to the J which, to my joy was not a J at all, but my type, an Austin 101. It was in a diabolical condition…
.with its back broken and almost nothing apparently
worth saving on her. It did however have the front grille panel,
which is this poor man’s Holy Grail because my 101, curiously, has a Morris panel.

I wrote the landowner a letter telling him how delighted
I was to find that he had the wreck on his land and telling
him that members of the owners’ club would be interested and asking if it would be at
all possible to salvage some parts. And then I waited a couple of days,
jumping every time the phone rang.

When he did get in touch, Ted (name changed) was an absolutely charming chap and only
too pleased to help. He invited me to have anything I wanted. He said that it was nice to know that
there was someone out there madder than him. A couple of days later I went back and Ted and I
inspected the van more closely. He kept chuckling! It was incredibly sad. If someone had only
rescued it a couple of years ago, it might have been saveable. I cleaned up the wreck,
making two piles, one of interesting bits, the other of everything else.

Infuriatingly, having expressed my interest in the wreck, local yobs went on a wrecking
spree that night smashing every pane of glass on a vehicle which had been otherwise undisturbed
for 40 years.

I came back with a friend and we worked for a few hours removing the few useful bits.
On Harvey Pitcher’s advice I took the instruments and the casting between the air filter and the
carbs and a few other bits. Then we were invited to have a cuppa with Ted and his wife Mary and
their cat, Big Dick!
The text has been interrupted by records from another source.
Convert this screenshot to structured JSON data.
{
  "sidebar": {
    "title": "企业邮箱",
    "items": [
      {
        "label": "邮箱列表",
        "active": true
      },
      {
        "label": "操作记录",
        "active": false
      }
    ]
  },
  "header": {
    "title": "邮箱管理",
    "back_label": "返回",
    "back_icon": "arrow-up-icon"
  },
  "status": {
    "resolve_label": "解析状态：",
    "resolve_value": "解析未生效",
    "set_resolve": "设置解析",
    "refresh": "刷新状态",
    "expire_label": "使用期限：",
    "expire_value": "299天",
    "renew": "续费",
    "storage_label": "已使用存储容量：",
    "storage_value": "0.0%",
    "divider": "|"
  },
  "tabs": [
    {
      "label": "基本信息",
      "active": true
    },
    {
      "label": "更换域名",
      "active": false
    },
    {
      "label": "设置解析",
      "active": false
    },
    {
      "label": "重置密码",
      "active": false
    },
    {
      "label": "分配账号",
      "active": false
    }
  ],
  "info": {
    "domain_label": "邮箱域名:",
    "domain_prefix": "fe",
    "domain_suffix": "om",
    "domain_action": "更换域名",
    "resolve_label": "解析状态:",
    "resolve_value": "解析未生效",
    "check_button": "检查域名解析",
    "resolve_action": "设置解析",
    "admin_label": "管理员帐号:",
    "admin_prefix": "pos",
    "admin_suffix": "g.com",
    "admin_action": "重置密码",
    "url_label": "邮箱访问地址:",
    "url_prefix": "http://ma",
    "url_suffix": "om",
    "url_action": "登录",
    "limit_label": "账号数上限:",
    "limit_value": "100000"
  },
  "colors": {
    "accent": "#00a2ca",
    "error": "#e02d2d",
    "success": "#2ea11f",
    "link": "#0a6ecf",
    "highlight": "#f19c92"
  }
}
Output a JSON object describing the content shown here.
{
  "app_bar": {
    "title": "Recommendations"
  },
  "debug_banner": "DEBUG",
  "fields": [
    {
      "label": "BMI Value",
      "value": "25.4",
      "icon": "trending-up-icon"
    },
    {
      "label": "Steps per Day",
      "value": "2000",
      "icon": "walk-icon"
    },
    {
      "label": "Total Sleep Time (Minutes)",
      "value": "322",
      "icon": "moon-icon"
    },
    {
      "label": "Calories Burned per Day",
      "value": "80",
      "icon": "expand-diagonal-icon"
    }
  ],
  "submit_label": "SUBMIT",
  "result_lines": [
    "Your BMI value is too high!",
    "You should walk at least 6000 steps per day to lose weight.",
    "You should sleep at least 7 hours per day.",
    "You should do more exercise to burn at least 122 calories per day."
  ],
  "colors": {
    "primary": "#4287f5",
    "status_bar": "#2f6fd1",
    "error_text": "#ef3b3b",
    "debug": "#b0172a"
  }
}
They are a lovely couple, both retired teachers and we really hit it off; they are
probably the best find of the whole adventure.
I returned a few days later on a whim and took the cab scuttle,
without any clear idea why because it disintigrated as I lifted it, but it has since yielded sections of salvable
channel to replace rusted sections around my windscreen.

Top right of the cab in this picture, for instance, is a useful section. (See this link on cab surgery).
The Goat Lady, Ted told me, was Miss Beatrice Journet, a rather eccentric goat farmer,
latterly, who had been descended from French Hugenots. Miss Journet had at one time
been a draughtswoman, evidenced by rolls of drawings found in the back of the van with her
name on them in stencilled letters. I also found a dress maker’s dummy and piles of mouse-nibbled
Practical Housekeeping magazines from the ‘50s and ‘60s and, very spookily, a shoe sitting
on the accelerator pedal. In the back of the neighbouring Bedford CA I found about two hundred
pairs of ladies’ shoes!


The 101’s bodywork had collapsed. The roof had an interesting roof-rack, which we rescued
and which a nice chap called Brian will put on his GPO van. Trumans came up with me last time
and we got him some pieces he’d wanted. It was good to meet him at last, because we have been
talking and writing for a little while now. We are agreed that it is important to help each other out.
Funnily enough, the day I found the wreck, he offered me an ex-stock front panel which has never
been used….and therein lies another amazing tale.



It is very sad indeed that this Austin 101 will never be saved, but it has been a useful donor and
just having found it has been a great adventure. I didn’t find its registration or its chassis number,
but its engine number was 15JD-U-L 2046. I found the remains of its tax disc with only the year
visible. Utterly typical that my “barn find” should be such a no-hoper, but that’s life and even a
terrible wreck can be a lot of fun. Also, it is encouraging to see an Austin 101 in even worse
condition than the one I am very slowly restoring.


I first wrote the above for the J-Type owners club magazine and sadly,
since then Ted has written to say that the land has been cleared for development
and what was left of the 101 is no more.


( Why the bloody hell doesn't this compiler retain the formatting, indents, line-spaces I put in!? )

March 4th
Just got off the phone to Ted, who tells me that now, less than a whole year since I discovered the derelict van, which had stood there all those years, 4 houses stand on that land! It seems incredible. What timing!